February is American Heart Month, an annual nation-wide observance aiming to increase awareness about heart disease and raise funds for life-saving research. Heart disease affects over 27.6 million Americans and is the leading cause of death in the United States.
What’s more, approximately 735,000 heart attacks and 424,000 cardiac arrests occur within the population each year. In the event of a heart attack or cardiac arrest, acting quickly can save a life.
Signs of a heart attack
Heart attack symptoms are not always severe, can occur gradually and may vary between individuals. However, the following are common warning signs:
- Chest discomfort
- Unusual sensations elsewhere in the upper body
- Shortness of breath

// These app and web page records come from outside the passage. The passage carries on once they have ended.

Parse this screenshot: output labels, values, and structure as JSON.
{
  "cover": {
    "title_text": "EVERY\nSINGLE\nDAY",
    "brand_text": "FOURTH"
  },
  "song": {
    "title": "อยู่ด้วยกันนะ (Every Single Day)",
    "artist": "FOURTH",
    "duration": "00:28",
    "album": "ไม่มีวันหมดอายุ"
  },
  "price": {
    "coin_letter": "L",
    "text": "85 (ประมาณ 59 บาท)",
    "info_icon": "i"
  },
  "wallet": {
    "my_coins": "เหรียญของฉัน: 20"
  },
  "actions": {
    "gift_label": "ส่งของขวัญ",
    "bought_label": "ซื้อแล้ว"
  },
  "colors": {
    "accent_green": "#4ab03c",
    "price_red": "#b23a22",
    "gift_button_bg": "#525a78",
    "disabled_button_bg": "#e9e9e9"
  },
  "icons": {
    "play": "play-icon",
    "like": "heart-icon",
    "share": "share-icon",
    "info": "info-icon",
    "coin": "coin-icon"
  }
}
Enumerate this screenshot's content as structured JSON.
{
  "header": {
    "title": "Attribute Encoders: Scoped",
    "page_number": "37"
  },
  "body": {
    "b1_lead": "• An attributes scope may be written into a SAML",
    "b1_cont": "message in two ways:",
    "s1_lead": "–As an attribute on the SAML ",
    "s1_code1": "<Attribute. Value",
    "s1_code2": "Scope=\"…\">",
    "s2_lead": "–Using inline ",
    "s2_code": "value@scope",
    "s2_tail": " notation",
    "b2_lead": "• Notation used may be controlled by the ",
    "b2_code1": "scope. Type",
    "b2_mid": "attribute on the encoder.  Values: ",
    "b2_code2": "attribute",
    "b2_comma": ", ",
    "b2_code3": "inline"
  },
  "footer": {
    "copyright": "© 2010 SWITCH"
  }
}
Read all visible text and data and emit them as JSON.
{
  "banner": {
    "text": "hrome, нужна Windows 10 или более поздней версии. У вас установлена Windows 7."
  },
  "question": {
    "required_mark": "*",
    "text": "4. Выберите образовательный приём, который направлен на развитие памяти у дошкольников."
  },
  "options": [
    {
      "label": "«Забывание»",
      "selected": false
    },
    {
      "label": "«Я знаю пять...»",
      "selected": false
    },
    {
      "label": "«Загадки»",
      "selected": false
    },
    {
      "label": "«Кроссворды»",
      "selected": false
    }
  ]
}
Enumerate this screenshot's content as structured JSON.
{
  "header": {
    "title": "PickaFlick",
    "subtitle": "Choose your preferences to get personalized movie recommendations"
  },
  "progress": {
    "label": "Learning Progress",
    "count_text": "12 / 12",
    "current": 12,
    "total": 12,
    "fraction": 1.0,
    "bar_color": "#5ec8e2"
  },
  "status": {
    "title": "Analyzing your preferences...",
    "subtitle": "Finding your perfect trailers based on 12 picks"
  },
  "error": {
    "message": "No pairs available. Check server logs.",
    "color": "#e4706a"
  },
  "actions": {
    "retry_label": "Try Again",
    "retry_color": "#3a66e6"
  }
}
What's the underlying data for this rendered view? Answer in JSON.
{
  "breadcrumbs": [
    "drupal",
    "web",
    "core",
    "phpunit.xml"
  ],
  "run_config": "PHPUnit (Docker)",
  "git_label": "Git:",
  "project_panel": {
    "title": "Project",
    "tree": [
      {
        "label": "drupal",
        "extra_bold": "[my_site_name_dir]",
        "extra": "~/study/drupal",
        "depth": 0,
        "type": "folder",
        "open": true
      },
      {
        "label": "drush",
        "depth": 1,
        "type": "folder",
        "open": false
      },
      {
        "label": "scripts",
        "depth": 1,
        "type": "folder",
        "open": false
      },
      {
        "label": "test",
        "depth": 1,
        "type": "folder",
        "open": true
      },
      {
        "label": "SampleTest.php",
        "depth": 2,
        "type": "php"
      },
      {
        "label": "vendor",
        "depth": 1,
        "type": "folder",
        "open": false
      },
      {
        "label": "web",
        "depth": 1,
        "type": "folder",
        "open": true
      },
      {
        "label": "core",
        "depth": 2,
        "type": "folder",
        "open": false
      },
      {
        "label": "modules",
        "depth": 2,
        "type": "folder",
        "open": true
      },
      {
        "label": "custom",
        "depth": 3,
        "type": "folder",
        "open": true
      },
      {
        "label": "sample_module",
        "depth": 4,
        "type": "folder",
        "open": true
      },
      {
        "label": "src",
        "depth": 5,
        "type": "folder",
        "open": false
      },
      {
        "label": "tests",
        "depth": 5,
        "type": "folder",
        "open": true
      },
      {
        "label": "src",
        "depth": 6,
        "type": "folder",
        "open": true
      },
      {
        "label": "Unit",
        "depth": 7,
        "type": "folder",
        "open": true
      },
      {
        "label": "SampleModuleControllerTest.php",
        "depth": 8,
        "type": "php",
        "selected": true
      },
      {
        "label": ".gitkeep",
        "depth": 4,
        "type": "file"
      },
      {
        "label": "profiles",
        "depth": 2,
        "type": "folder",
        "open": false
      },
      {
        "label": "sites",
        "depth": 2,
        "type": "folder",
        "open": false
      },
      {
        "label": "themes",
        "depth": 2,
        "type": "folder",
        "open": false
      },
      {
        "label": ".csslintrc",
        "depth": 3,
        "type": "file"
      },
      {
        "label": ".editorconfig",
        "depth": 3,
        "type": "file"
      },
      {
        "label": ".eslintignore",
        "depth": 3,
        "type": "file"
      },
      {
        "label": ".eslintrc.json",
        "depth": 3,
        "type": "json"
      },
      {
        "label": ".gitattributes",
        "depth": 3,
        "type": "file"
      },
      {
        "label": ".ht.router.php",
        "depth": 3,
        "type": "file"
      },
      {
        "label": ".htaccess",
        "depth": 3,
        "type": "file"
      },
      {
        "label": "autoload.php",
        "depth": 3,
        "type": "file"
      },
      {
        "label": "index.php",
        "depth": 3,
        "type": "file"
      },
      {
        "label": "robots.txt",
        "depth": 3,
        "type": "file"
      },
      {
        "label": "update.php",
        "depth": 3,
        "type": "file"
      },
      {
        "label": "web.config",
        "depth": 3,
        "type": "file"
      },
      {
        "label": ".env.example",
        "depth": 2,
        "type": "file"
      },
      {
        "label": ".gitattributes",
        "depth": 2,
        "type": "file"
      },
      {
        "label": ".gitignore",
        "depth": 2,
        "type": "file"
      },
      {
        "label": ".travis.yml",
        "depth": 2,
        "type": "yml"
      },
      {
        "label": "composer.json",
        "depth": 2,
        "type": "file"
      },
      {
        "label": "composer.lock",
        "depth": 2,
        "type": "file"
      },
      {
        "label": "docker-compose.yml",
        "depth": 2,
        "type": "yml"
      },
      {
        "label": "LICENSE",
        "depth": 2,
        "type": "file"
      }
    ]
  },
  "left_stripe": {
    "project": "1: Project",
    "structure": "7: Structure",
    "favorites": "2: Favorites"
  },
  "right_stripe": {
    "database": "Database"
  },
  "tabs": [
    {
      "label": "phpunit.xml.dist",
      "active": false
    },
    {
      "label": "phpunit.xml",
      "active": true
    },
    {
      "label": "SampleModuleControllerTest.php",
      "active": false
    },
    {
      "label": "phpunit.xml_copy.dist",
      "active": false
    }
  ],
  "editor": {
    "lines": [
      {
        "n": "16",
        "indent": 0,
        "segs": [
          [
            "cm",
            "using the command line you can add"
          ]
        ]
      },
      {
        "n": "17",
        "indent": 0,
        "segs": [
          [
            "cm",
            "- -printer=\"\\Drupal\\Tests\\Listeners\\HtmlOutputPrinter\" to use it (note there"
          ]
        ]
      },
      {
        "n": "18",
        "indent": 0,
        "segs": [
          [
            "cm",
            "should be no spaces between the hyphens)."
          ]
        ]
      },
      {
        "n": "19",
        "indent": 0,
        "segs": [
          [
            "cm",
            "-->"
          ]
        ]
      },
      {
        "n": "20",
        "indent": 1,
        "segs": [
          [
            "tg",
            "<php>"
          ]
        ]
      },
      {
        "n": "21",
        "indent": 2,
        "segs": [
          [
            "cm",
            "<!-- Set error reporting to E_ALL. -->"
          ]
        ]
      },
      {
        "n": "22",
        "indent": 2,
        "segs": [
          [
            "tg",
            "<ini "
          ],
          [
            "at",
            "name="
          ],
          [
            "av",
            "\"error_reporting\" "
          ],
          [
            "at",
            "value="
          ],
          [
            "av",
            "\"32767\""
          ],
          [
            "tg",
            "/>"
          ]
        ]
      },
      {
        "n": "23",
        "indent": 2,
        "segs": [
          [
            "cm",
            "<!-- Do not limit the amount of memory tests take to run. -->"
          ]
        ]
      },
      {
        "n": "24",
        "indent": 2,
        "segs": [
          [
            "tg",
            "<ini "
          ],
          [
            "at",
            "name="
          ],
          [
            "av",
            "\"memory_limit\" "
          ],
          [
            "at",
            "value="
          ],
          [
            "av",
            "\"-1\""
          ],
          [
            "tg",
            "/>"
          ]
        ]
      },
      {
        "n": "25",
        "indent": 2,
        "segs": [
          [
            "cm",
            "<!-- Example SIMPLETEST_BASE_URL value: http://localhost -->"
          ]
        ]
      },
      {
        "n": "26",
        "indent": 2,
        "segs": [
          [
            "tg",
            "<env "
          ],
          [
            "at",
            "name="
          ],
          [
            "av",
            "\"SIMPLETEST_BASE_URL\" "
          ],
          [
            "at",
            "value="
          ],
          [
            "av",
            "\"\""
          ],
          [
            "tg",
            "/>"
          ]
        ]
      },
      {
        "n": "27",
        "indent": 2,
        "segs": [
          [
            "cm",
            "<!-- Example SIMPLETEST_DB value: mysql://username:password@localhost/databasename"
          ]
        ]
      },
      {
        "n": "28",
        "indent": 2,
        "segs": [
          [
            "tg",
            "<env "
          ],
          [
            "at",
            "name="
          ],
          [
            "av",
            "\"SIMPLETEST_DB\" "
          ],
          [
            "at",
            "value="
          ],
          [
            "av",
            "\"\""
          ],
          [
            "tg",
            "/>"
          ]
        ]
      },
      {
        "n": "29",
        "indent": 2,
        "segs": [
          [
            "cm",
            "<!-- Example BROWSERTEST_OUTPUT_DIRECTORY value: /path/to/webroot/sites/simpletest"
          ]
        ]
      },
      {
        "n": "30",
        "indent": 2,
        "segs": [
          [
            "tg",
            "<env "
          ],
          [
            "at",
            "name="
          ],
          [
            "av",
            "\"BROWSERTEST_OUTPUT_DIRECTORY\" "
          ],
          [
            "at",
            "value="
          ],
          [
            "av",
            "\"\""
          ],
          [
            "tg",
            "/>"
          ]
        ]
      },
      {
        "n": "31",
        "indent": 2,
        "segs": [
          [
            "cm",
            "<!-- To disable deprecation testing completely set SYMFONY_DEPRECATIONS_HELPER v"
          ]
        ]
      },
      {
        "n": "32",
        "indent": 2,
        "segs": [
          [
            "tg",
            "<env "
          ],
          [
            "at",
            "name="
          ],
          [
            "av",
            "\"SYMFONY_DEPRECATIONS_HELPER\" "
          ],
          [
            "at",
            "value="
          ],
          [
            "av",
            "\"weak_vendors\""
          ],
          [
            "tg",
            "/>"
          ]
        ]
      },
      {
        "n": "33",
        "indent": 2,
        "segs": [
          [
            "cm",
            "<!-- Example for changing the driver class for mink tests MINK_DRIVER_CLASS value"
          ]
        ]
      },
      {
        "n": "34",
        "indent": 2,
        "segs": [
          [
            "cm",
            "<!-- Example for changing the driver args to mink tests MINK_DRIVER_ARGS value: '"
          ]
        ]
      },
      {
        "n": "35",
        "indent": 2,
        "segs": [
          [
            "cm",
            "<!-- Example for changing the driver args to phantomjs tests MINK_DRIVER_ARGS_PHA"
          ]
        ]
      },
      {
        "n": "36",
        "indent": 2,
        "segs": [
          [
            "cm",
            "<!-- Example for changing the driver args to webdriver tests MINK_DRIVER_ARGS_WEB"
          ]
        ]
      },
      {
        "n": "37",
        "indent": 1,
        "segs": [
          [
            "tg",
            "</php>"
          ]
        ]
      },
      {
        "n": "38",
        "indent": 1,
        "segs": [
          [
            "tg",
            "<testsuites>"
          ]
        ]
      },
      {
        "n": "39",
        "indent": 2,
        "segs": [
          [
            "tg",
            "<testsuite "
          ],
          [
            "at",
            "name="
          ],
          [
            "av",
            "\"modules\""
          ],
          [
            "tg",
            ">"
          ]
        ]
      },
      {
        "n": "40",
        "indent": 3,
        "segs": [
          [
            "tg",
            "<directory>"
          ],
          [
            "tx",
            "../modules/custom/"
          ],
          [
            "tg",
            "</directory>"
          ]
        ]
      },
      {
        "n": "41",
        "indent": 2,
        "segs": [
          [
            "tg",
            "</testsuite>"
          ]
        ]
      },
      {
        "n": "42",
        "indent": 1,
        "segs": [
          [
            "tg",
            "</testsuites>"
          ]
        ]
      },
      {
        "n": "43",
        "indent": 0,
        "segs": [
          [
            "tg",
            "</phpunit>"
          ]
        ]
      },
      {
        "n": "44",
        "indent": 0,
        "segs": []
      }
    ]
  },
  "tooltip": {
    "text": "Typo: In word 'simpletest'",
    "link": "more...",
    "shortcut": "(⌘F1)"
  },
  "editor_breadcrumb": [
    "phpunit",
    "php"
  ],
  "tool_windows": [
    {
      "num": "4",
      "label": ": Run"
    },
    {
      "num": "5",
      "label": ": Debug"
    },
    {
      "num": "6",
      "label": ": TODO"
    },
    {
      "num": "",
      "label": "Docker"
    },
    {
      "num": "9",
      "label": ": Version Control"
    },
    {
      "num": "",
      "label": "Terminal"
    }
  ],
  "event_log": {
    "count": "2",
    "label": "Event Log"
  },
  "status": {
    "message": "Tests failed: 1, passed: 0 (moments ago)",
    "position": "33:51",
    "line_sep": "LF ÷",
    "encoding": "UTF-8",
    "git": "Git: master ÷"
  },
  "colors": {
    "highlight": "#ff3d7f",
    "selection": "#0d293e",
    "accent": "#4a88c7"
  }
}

If you notice these symptoms in yourself or someone else, call 911 immediately. While you wait for emergency services to arrive, chew a tablet of adult Aspirin and sit or lie down. Those who take nitroglycerin should take their regular dosage.
Signs of cardiac arrest
Cardiac arrest can affect anyone, even someone who’s young and in good health. It can occur suddenly and without warning. You can recognize a cardiac arrest by the following signs:
- Sudden collapse
- Unresponsiveness to touch or sound
- Abnormal or no breathing
In the event of cardiac arrest, call 911 immediately. Do not hesitate to use an automated external defibrillator (AED) if one is available. Administer CPR by pressing hard and fast on the affected person’s chest. Do not stop until the person moves or help arrives.